Figure 2.1 below summarises the issues and challenges faced by all eLearners and Figure 2.2 discusses the additional challenges faced by Maori eLearners.

Figure 2.1 Issues and challenges for eLearners 


Figure 2.2 Issues and challenges for eLearners in Maori context (summarised from Porima n.d. research)

Positive approaches in eLearning

Several studies (Askov, Johnston, Petty and Young, 2003: Benseman and Sutton, 2007; Dofs, 2007; Litster, 2007 as cited in Davis et al.,2010, p.21) suggest that adult learners become autonomous users of e-learning tools and gain maximum benefit if they have the following characteristics and opportunities. The findings are summarised in Figure 2.3 below.

Figure 2.3


Additional to these positive approaches Porima (n.d.,.pp. 8-9) shares the positive factors of eLearning for Maori participating in eLearnng courses:

  • flexibility, Being able to study at times convenient to the learner also acknowledged as useful when supporting whanau (Porima, n.d., p.8).    \
  • engagement, central factor in learning and learning online. As for anyone, whether face to face or online, engagement is a key element to learning and engagement is related to motivation.
  • financial, being able to download resources from the internet instead of incurring printing  costs (Porima, n.d., p.8)
  • distance, being able to study from a distance via eLearning has been identified as a benefit for Maori, in regards to staying near and with whanau and whanau support (Porima, n.d, p.8).
  • confidence, learning in an online environment can support akonga who are sometimes shy in full class environments or confrontational situations.

References

Ashok, S.M. (2013). Internet report shows digital divide among kiwis.
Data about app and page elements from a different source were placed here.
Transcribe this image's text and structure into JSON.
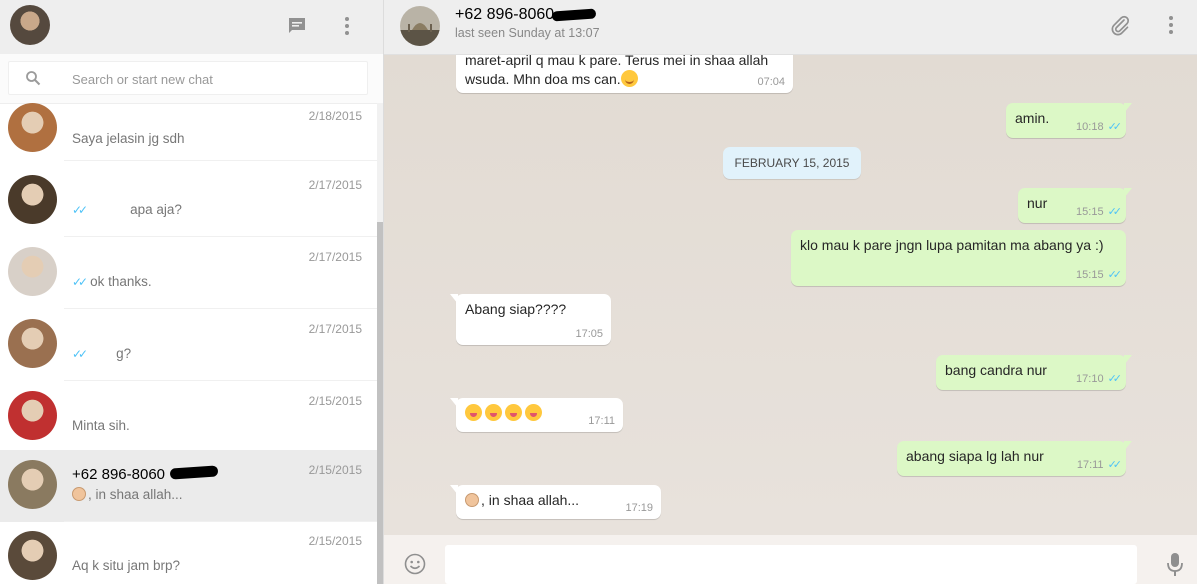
{
  "sidebar": {
    "search": {
      "placeholder": "Search or start new chat"
    },
    "chats": [
      {
        "name": "",
        "date": "2/18/2015",
        "preview": "Saya jelasin jg sdh",
        "ticks": false,
        "emoji": false,
        "active": false,
        "avatar_color": "#b07040"
      },
      {
        "name": "",
        "date": "2/17/2015",
        "preview": "apa aja?",
        "ticks": true,
        "emoji": false,
        "active": false,
        "avatar_color": "#4a3a2a"
      },
      {
        "name": "",
        "date": "2/17/2015",
        "preview": "ok thanks.",
        "ticks": true,
        "emoji": false,
        "active": false,
        "avatar_color": "#d8d0c8"
      },
      {
        "name": "",
        "date": "2/17/2015",
        "preview": "g?",
        "ticks": true,
        "emoji": false,
        "active": false,
        "avatar_color": "#9a7050"
      },
      {
        "name": "",
        "date": "2/15/2015",
        "preview": "Minta sih.",
        "ticks": false,
        "emoji": false,
        "active": false,
        "avatar_color": "#c03030"
      },
      {
        "name": "+62 896-8060",
        "date": "2/15/2015",
        "preview": ", in shaa allah...",
        "ticks": false,
        "emoji": true,
        "active": true,
        "avatar_color": "#8a7a60"
      },
      {
        "name": "",
        "date": "2/15/2015",
        "preview": "Aq k situ jam brp?",
        "ticks": false,
        "emoji": false,
        "active": false,
        "avatar_color": "#5a4a3a"
      }
    ]
  },
  "conversation": {
    "contact_name": "+62 896-8060",
    "last_seen": "last seen Sunday at 13:07",
    "date_divider": "FEBRUARY 15, 2015",
    "messages": [
      {
        "dir": "in",
        "lines": [
          "maret-april q mau k pare. Terus mei in shaa allah",
          "wsuda. Mhn doa ms can."
        ],
        "time": "07:04",
        "smile": true
      },
      {
        "dir": "out",
        "text": "amin.",
        "time": "10:18"
      },
      {
        "dir": "out",
        "text": "nur",
        "time": "15:15"
      },
      {
        "dir": "out",
        "text": "klo mau k pare jngn lupa pamitan ma abang ya :)",
        "time": "15:15"
      },
      {
        "dir": "in",
        "text": "Abang siap????",
        "time": "17:05"
      },
      {
        "dir": "out",
        "text": "bang candra nur",
        "time": "17:10"
      },
      {
        "dir": "in",
        "text": "",
        "time": "17:11",
        "emoji_count": 4
      },
      {
        "dir": "out",
        "text": "abang  siapa lg lah nur",
        "time": "17:11"
      },
      {
        "dir": "in",
        "text": ", in shaa allah...",
        "time": "17:19",
        "thumb": true
      }
    ]
  },
  "compose": {
    "placeholder": ""
  },
  "icons": {
    "new_chat": "message-icon",
    "menu": "kebab-menu-icon",
    "attach": "paperclip-icon",
    "emoji": "smiley-icon",
    "mic": "microphone-icon",
    "search": "magnifier-icon"
  },
  "colors": {
    "outgoing_bubble": "#dcf8c6",
    "incoming_bubble": "#ffffff",
    "read_ticks": "#4fc3f7",
    "chat_background": "#e5ddd5",
    "date_chip": "#e1f2fb"
  }
}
Retrieved August 12, 2014 from http://www.3news.co.nz/nznews/kiwi-kids-isolated-by-digital-divide-2014070916

Davis & Fletcher et al., (2010). E-learning for adult literacy, language and numeracy: a review of the literature. Ministry of Education. New Zealand

Ferguson, S. L., (2008). Key elements for a Maori e-Learning framework. MAI Review. Article 3

Greenwood, J., & Te Aika, L. (2008). Hei tauira: Teaching and learning for success fro Maori in tertiary settings. Wellington, New Zealand: Ministry of Education

Mead, T. (2014). Kiwi kids isolated by digital divide. Retrieved August 12, 2014, from: http://www.3news.co.nz/nznews/kiwi-kids-isolated-by-digital-divide-2014070916

Mead, H. M. (2003). Tikanga Maori: Living by Maori values. Wellington: Huia. 

Ministry of Education.(2013). Ka Hikitia. Accelerating success 2013-2017: The Maori Education Strategy. Wallington, New Zealand: Author

Ministry of Education. (2009). Ako. Retrieved for the Ministry of Education website: http://www.minedu.govt.nz/theMinistry/PolicyAndStrategy/KaHikitia/History/KaHikitia2008To2012/StrategyApproach/Ako.aspx

Murphy, H., Bright, N. & Collins, P. (n.d.). He tirohanga akoranga: An explanation of in-service support and professional development provision for Maori-medium teachers. Retrieved from Te Puni Kokori website: http://www.tpk.govt.nz/en/in-print/kokiri/kokiri-29-2013/

Ohler, J. (2009). Orchestrating the media collage. Educational Leadership 66(6), 9-13

Porima, L. (n.d.). Understanding the needs of Maori learners for the effective use of eLearnng. Wellington, New Zealand: ITPNZ. Retrieved July 15th from https://akoaotearoa.ac.nz/download/ng/file/group-199/understanding-the-needs-of-mori-learners-for-the-effective-use-of-elearning.pdf

Piccoli, G., Ahmad, R., & Ives, B. (2001). Web-Based Virtual Learning Environments: A Research Framework and a Preliminary Assessment of Effectiveness in Basic IT Skills Training. MIS Quarterly, 2 5(4), pp. 401-426

Rogers, P.C., Graham, C. R., & Mayes, C.T. (2007). Cultural competence and instructional design: Exploration research into he delivery of online instruction cross-culturally. Educational Technology Research and Development, 55(2), 197-217

Tiakiwai, S., & Tiakiwai, H. (2010). A literature review based on virtual learning environments (VLEs) and e-Learning in the context of te reo Maori and kaupapa Maori education. Wellington, New Zealand: Ministry of Education.